Rounding off the Gears of War 4 experience are the three modes of Versus multiplayer – Dodgeball, Arms Race, and Escalation. Dodgeball adopts the same kind of rules as the sport: you die, you’re out; if an ally takes down an enemy, they can bring you back in. This results in hectic flip-flopping of matches and the mode is one I can see becoming a fan favorite. Arms Race, on the other hand, is essentially Call of Duty’s Gun Game brought to the Gears of War world. When your team reaches three kills, the game will automatically put a new weapon in your hands and task you with grabbing another three. Victory goes to the first team to get three kills with all of the different weapons.
Escalation is The Coalition’s game mode for competitive play. There are three rings on the map that award its controlling team with points. The first team to 210 points wins the round, and first to win seven rounds wins the match. The twist in the tail comes at the end of each round. The highest scoring player on the losing team gets to place a power weapon of their choice at a certain position on the map and forcing a choice. Do you go for the rings to get more points, or pick up the weapon and have more stopping power to take and defend them?
At the halfway point, the ring positions are moved and the power weapons are wiped from the map, ensuring the same tactics can’t be used to dominate an entire match. Out of all of the modes I played, Escalation was possibly my favorite and will most likely be the one that players spend most of their time in thanks to its potential to rack up huge scores and XP.
In order to keep you coming back, Gears 4 adopts the Re-Up system from its predecessor. Players will climb up 100 levels before Re-Up’ing to earn some unique rewards and starting again. You can Re-Up 10 times, and each time you’ll get better and rarer rewards for doing so. It’s a tried and tested formula for retaining a healthy player base, and one that’s likely to work well with the help of Bounties, which challenge you to complete additional multiplayer objectives in exchange for bonus XP. Again, a familiar mechanic considering Call of Duty’s ‘Challenges,’ but one that will help the slog of reaching level 100 feel far less daunting.

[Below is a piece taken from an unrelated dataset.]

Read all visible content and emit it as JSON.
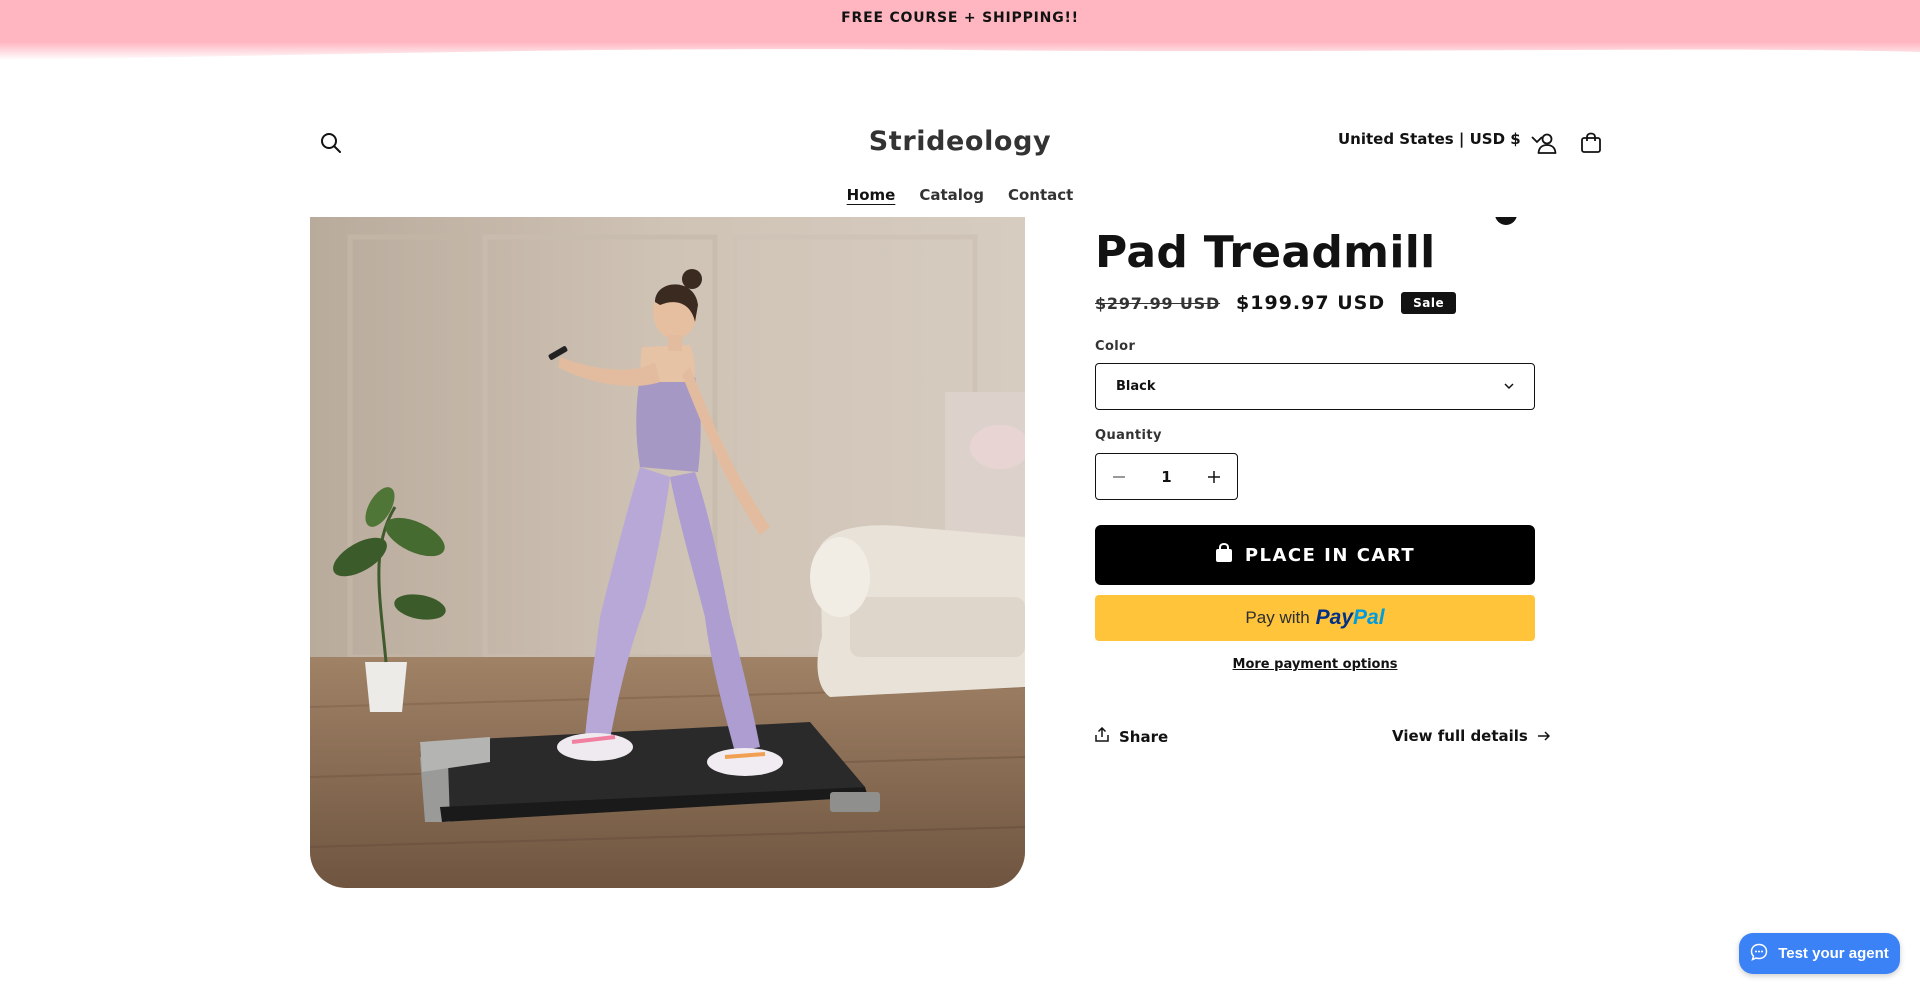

From the time I spent with the Versus multiplayer, Gears 4 was a smooth and enjoyable experience. Though performance may vary upon release, I didn’t come across any substantial lag or hiccups, and twitch response times certainly felt improved over even Gears of War: Ultimate Edition from last year. This all in part comes down to the dedicated servers The Coalition is using to host a majority of Gears 4’s online features. If the series is your online shooter of choice, then Gears 4 looks set to provide the smoothest and most comprehensive multiplayer experience to date.
As a complete package, Gears of War 4 is everything I could have asked for and more. Yes, I’ve got a few slight gripes with the lackluster final fight in the closing moments of the campaign and Horde 3.0’s class system, but as a whole, this is one game that every Gears fan needs to own. If Gears of War 4 is just the beginning of a new saga for the franchise, I am incredibly ready for what’s to come next.
Score: 5/5 – Exemplary